New Zealand is risking an American rebuke over one of this country's pet aid projects, which brings hundreds of Pacific Islanders here to work for minimum wages picking fruit and grapes, warn high-level US sources.
Wellington sees the recognised seasonal employer scheme as charity, but Washington views it as verging on human trafficking and debt-bonded labour.
This comes as the US State Department's latest international report on human trafficking condemned the use of forced labour on foreign charter fishing boats, exposed by the Sunday Star-Times.
Last week US Human Trafficking Ambassador Luis CdeBaca came with a delegation to talk with government officials, unions and lobby groups.
No statement followed, but sources say the Americans were alarmed at a lack of recognition of trafficking in New Zealand.
The Americans are investigating bonds used to bring minimum wage workers from Tonga, Samoa, Tuvalu, Vanuatu and the Solomon Islands.

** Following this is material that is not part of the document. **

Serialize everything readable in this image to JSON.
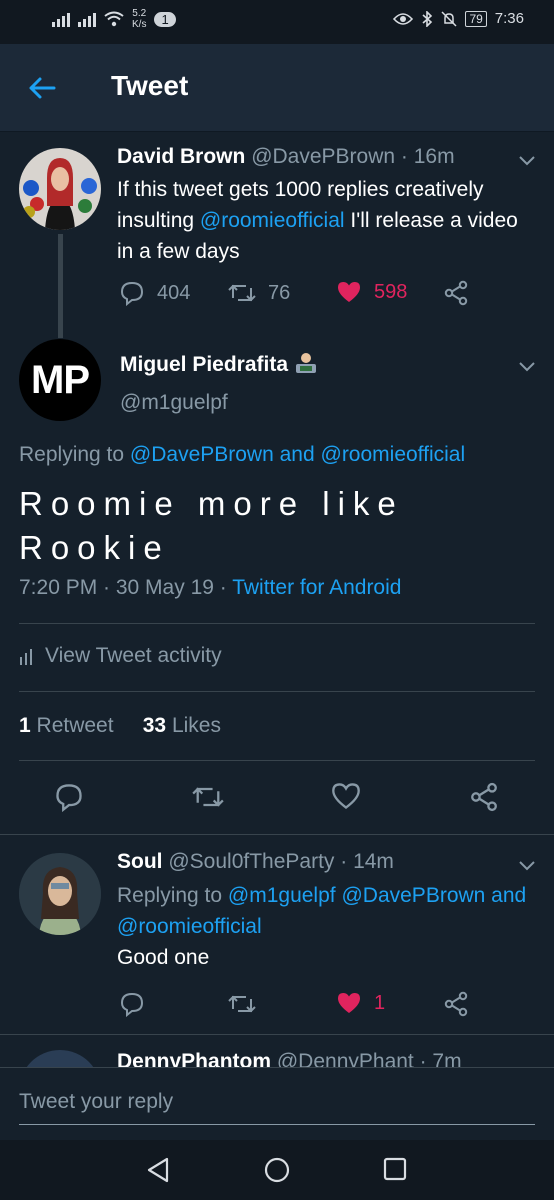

"The burden of illegal costs and debts on these labourers in the source country, often with the support of labour agencies and employers in the destination country, can contribute to a situation of debt bondage," a source said.
Seasonal Solutions Cooperative, the largest importer of seasonal labour, says in its annual report that bringing in seasonal labour gives farmer members of the cooperative a real choice over workers.
"As a consequence, these growers have seen their productivity elevated to unprecedented levels," Seasonal Solutions says.
The company did not return calls for comment on human trafficking.
The Americans also believe trafficking of sex workers – especially from Asia – is taking place.
But Catherine Healy of the Prostitutes Collective told them the collective does not believe this.
"We haven't come across sex workers who are victims of trafficking yet," she said, adding the word trafficking was "such a dramatic catch-all".
"What we are asking for is old-fashioned labour rights.
"We explained that sometimes sex workers are made to work exceptionally long shifts and have their money withheld by some brothel operators."
Healy said some managers and operators are "dreadful to work for" and the Department of Labour should deal with them.
The collective told the Americans it was pleased sex workers had the right to say yes to sex work and that this was getting rid of exploitation.
"[CdeBaca] acknowledged it was important to not conflate prostitution and trafficking, as has been our recent experience in dealing with the American administration and their overall response to sex work."
They capitalised on unclear jurisdictions and difficulties inspecting boats in deep water.
The American delegation told New Zealand officials that slavery at sea remained prevalent and may have increased, and that some owners of Asian fishing fleets and seafood companies were relying on forced labour to harvest ever-diminishing fish stocks.
The Americans said fishing was becoming unsustainable economically, and needed semi-slave crews to survive.
Without a coordinated effort, the enslavement of foreign migrants would continue.